Desperate to find an easy opponent, Cordova, then in the last of three one-year terms as president, turned to the Orient. Junior middleweights in Japan and Korea are like heavyweights in Mexico: not very good. Selected for Gazo's first defense was Koichi Wajima, a 34-year-old former champion who hadn't had a fight since being knocked out 13 months before. No problem. Despite that defeat and Wajima's inactivity since then, the WBA ranked him No. 6; the light-punching Gazo stopped him in 11 rounds. Wajima never fought again.
Gazo's next opponent was Kenji Shibata, a fairly decent Japanese fighter but one who had lost three of his last 11 fights. The WBA ranked him No. 8, and in September 1977 Gazo, despite looking like an amateur, defeated Shibata on a decision. Although Kalule was now clearly the leading contender, and was so ranked, the WBA chose to ignore him. Instead, Cordova tapped a Korean, Lim Che-Keun, who was rated No. 8 under the name of Jaekeun Yim, to fight Gazo. The alias wasn't a WBA deception so much as an indication of its indifference to accuracy. Lim, or Yim, lost a split decision on Dec. 18, 1977.
For that fight, Gazo was paid $80,000. By now the WBA had been taken over by Galindez, an accountant with the Venezuelan Ministry of Transport and Communication, and Gazo's protective blanket came unraveled. In August 1978 Masashi Kudo, a Japanese possessed of slight skill but considerable courage, surprised everyone by defeating Gazo on a split decision.
Kudo's victory came 10 months after Kalule had been named the leading contender. No WBA junior middleweight champion had made a mandatory defense in the previous 22 months, not since Castellini had won the title in a mandatory fight against Jose Duran on Oct. 9, 1976. Galindez had come in as Cordova's hand-picked replacement. While Sanchez remained in charge of ratings, Cordova took over Galindez' old post as chairman of the championship committee. Galindez turned out to be a rebel (see box page 36), but one point they all did agree on was that Kudo's first defense would be against a Korean named Ho Joo, who had just been stripped of his Oriental & Pacific Boxing Federation title for running out on a scheduled OPBF defense. Ho Joo, previously ranked No. 7, was elevated to No. 6 by the WBA, and the title fight was sanctioned for December 1978 in Japan.
In Denmark the fuming Palle had had enough. Kalule's manager fired off the first of more than 100 cablegrams to the WBA. Before he was through, Palle would spend $20,000 on cables, telephone calls and travel expenses in his fight to have the WBA recognize Kalule as the mandatory challenger.

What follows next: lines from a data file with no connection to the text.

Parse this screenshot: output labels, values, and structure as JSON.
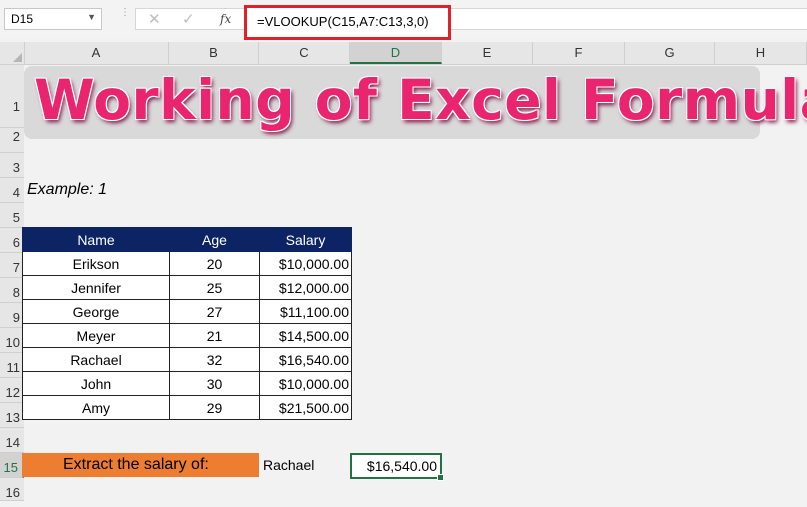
{
  "namebox": {
    "value": "D15"
  },
  "formula": {
    "text": "=VLOOKUP(C15,A7:C13,3,0)",
    "fx_label": "fx"
  },
  "columns": [
    "A",
    "B",
    "C",
    "D",
    "E",
    "F",
    "G",
    "H"
  ],
  "rows": [
    "1",
    "2",
    "3",
    "4",
    "5",
    "6",
    "7",
    "8",
    "9",
    "10",
    "11",
    "12",
    "13",
    "14",
    "15",
    "16"
  ],
  "title": "Working of Excel Formula",
  "example_label": "Example: 1",
  "table": {
    "headers": [
      "Name",
      "Age",
      "Salary"
    ],
    "rows": [
      [
        "Erikson",
        "20",
        "$10,000.00"
      ],
      [
        "Jennifer",
        "25",
        "$12,000.00"
      ],
      [
        "George",
        "27",
        "$11,100.00"
      ],
      [
        "Meyer",
        "21",
        "$14,500.00"
      ],
      [
        "Rachael",
        "32",
        "$16,540.00"
      ],
      [
        "John",
        "30",
        "$10,000.00"
      ],
      [
        "Amy",
        "29",
        "$21,500.00"
      ]
    ]
  },
  "lookup": {
    "label": "Extract the salary of:",
    "input_value": "Rachael",
    "result": "$16,540.00"
  },
  "colors": {
    "header_fill": "#0c2463",
    "label_fill": "#ed7d31",
    "title_color": "#e8256e",
    "selection": "#217346",
    "formula_highlight": "#e0202a"
  },
  "icons": [
    "cancel-icon",
    "enter-icon",
    "insert-function-icon",
    "dropdown-arrow-icon"
  ]
}
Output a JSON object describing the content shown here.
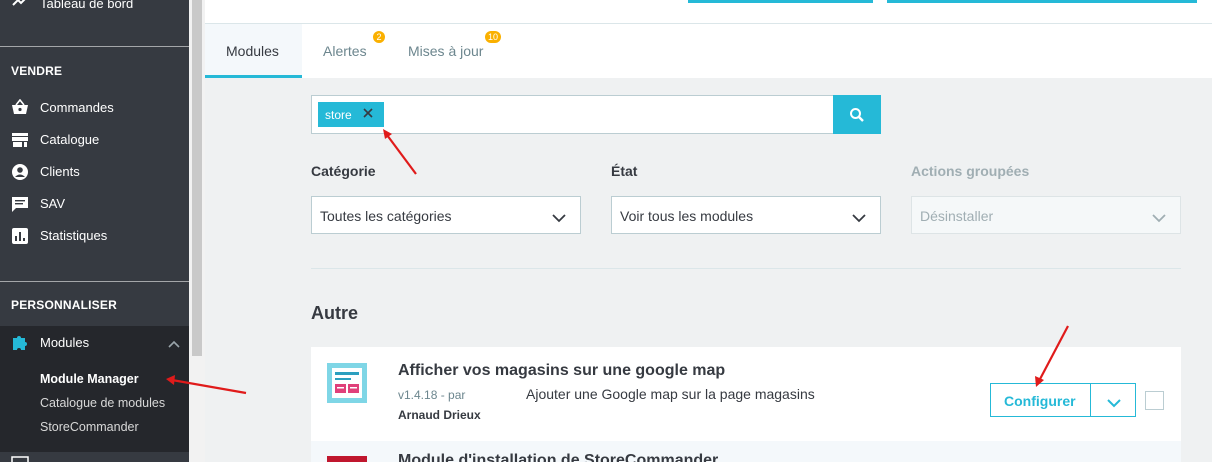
{
  "sidebar": {
    "top_item": "Tableau de bord",
    "section_sell": "VENDRE",
    "sell_items": [
      {
        "label": "Commandes",
        "icon": "basket-icon"
      },
      {
        "label": "Catalogue",
        "icon": "store-icon"
      },
      {
        "label": "Clients",
        "icon": "account-icon"
      },
      {
        "label": "SAV",
        "icon": "chat-icon"
      },
      {
        "label": "Statistiques",
        "icon": "stats-icon"
      }
    ],
    "section_customize": "PERSONNALISER",
    "modules_label": "Modules",
    "modules_sub": [
      "Module Manager",
      "Catalogue de modules",
      "StoreCommander"
    ]
  },
  "tabs": [
    {
      "label": "Modules",
      "badge": ""
    },
    {
      "label": "Alertes",
      "badge": "2"
    },
    {
      "label": "Mises à jour",
      "badge": "10"
    }
  ],
  "search": {
    "chip": "store"
  },
  "filters": {
    "category_label": "Catégorie",
    "category_value": "Toutes les catégories",
    "state_label": "État",
    "state_value": "Voir tous les modules",
    "bulk_label": "Actions groupées",
    "bulk_value": "Désinstaller"
  },
  "group_title": "Autre",
  "module": {
    "name": "Afficher vos magasins sur une google map",
    "version": "v1.4.18 - par",
    "author": "Arnaud Drieux",
    "description": "Ajouter une Google map sur la page magasins",
    "configure_label": "Configurer"
  },
  "module2": {
    "name": "Module d'installation de StoreCommander"
  },
  "colors": {
    "accent": "#25b9d7",
    "sidebar": "#363a41",
    "badge": "#fab000",
    "arrow": "#e01b1b"
  }
}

In response, when the September 1978 ratings were issued, the WBA arrogantly replaced the still undefeated Kalule as the leading contender, with Gert Steyn, a South African of no great ability who had been rated since July 1977. The WBA has a fondness for South African fighters—on the whole, a courageous lot but woefully trained—and for luxurious trips to the land of gold and diamonds and racial unrest.
If Steyn's rise to the top came as a surprise, Kalule's demotion was even more stunning. From the time he was first named the leading challenger until his demotion, Kalule had won 10 fights, seven inside the distance, without a loss. In the same period Steyn had won three, none against a world-class opponent. This was the same Steyn who, at the end of 1976, had been knocked out by Mike Nixon, an American club fighter.
Spang Thomsen, general secretary of the Danish Boxing Commission, was so incensed at the WBA's act that he wired Galindez: "We find no justice and sporting spirit among WBA officers...disgusting politics."
Galindez wrote back to say that the WBA had realized it made a mistake in moving Steyn ahead of Kalule. "I shall inform the Chairman of the Ratings Committee to clarify this situation," Galindez replied. "Sometime a lack of information create confusion and a boxer is moved up or dropped without any apparent reason."
Kalule was re-ranked as No. 1 challenger in January 1979. After the ratings were released, the Danes received a cable from Mike Mortimer, a South African who had been named head of the championship committee after Cordova had resigned to make an unsuccessful bid to unseat Galindez in the 1978 WBA presidential elections. The wire read: "If Kalule holds this position [No. 1 contender] at the time compulsory defense due will naturally enforce his right." The compulsory defense had been due since April 1977, 18 months before Mortimer sent that cable. No mention was made of that oversight.